We were still not finished with exporting the car formally and as soon as various documents came through we jumped on the train to Brisbane to pay a visit to the Customs house for our final exit stamp in the Carnet. The whole process took just a couple of minutes and a couple more because the Customs officer was quite perturbed that we had omitted to sign the front of the carnet- she was the first to notice our error. With everything done we had just one more day in Australia so we borrowed David and Helen’s bikes again and explored a bit more of Bribie Island.
David very kindly drove us to the airport and we had hoped that we might be able to catch a glimpse of the container ship transporting our car from the plane but we were in the middle row of seats, so we could not even see New Zealand as we came in to land.
Normally it can take quite a while to get through the quarantine section of arrivals at Auckland and because we had taken George the Giraffe (a carved wooden giraffe), one of our few African souvenirs with us, we had anticipated that we would be quite a while and had suggested to Gavin’s parents that they didn’t rush to be at the airport for the arrival time. So of course the plane was early and we were through Immigration, Customs and Quarantine in 10 minutes flat and out into the arrivals hall just about the time the plane was due to arrive waiting to be welcomed back. Pete and Trish were not far behind though and soon we were on our way again. After popping in to see Gavin’s sister and her boyfriend, Kathryn and Alan, who live in Auckland we carried on back to Warkworth.
The following day we drove out to the Wenzlick farm at Matakana where Gavin’s uncle and aunt, Bryan and Bev, have been looking after the trusty Suzuki in one of their sheds. When we parked it up, nearly 18 months ago, we forgot to disconnect the battery and after a few tows around by tractor (it is a rather hilly and very, very, very wet farm at the moment) the little beast refused to start so off went Gavin to buy a new battery while Bev and I studied the waterlogged garden, it has been raining here for weeks. The new battery did the trick and it started first time- what a beauty. It may not be the most luxurious or modern little beast but it even made it through a Warrant of Fitness without any problems, after washing all the bird poo off.
Over the next few days we caught up with many more members of Gavin’s family and friends. We have made a couple of trips down to Auckland to get into progress importing the car and in all honesty, not be down on Australia, but it does seem to be a lot more straight forward than our last country.
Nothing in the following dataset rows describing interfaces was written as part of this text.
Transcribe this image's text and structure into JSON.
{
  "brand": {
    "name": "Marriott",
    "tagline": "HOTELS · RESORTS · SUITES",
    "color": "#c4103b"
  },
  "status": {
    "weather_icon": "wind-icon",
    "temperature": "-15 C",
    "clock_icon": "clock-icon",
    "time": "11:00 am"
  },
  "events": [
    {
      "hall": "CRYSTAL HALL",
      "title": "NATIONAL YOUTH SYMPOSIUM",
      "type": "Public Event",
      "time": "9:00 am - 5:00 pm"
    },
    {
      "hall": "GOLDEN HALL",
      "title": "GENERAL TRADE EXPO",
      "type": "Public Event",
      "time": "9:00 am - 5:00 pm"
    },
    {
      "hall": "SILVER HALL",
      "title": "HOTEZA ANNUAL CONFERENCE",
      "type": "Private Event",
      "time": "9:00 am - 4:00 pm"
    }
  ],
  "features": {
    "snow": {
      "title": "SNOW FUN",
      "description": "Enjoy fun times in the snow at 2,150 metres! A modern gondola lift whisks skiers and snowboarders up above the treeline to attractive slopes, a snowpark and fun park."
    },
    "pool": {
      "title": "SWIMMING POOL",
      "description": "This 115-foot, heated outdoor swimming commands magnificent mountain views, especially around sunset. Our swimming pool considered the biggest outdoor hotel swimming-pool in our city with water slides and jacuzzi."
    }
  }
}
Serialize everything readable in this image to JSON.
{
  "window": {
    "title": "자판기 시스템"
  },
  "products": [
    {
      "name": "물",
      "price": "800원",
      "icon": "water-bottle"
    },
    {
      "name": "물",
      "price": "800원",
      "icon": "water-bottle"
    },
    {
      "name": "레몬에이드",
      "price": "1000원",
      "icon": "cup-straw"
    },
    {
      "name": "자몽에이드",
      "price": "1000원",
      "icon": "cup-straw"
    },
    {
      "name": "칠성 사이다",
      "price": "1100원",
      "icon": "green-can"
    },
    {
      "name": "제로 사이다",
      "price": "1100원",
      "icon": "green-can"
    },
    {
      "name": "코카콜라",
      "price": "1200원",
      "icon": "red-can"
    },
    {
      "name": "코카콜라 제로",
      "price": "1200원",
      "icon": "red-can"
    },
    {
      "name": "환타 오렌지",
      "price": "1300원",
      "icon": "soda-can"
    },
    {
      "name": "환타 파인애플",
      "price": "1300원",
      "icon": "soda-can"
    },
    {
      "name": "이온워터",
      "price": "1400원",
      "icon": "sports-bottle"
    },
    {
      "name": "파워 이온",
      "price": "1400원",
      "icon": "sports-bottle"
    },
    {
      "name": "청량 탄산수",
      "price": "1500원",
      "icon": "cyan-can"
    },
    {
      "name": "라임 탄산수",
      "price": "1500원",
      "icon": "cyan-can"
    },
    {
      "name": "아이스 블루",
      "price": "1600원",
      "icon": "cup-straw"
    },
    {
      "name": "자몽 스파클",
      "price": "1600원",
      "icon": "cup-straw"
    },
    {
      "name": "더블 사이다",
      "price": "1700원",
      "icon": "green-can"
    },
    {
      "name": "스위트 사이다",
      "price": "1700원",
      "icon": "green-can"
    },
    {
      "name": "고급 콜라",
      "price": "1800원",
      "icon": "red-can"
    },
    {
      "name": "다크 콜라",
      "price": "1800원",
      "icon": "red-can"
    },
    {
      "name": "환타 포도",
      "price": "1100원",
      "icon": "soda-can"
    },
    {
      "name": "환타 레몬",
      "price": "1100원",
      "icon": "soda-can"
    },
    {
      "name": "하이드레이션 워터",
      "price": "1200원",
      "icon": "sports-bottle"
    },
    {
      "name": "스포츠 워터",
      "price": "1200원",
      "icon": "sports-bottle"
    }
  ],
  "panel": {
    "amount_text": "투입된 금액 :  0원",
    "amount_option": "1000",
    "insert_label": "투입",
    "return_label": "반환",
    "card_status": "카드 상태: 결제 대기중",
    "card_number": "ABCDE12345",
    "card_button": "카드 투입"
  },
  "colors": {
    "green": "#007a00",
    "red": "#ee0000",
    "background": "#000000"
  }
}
So now we have been back for a week. Yesterday we unpacked the car from the container and our hard work and David’s hard work seems to have paid off. The car passed its quarantine (MAF) inspection with flying colours, apart from a quick hovering up of a little dust and sand that had shaken down during shipping no further cleaning or fumigation was required. A process which had taken 11 hours in Fremantle took only a couple of hours in Auckland. In the afternoon the car was transported to a vehicle compliance testing station where inspectors are going through it with a fine tooth comb to ensure that it meets all the Kiwi safety regulations. Gavin has been worrying about this inspection ever since we departed the UK so we just hope that it goes OK. Fingers crossed.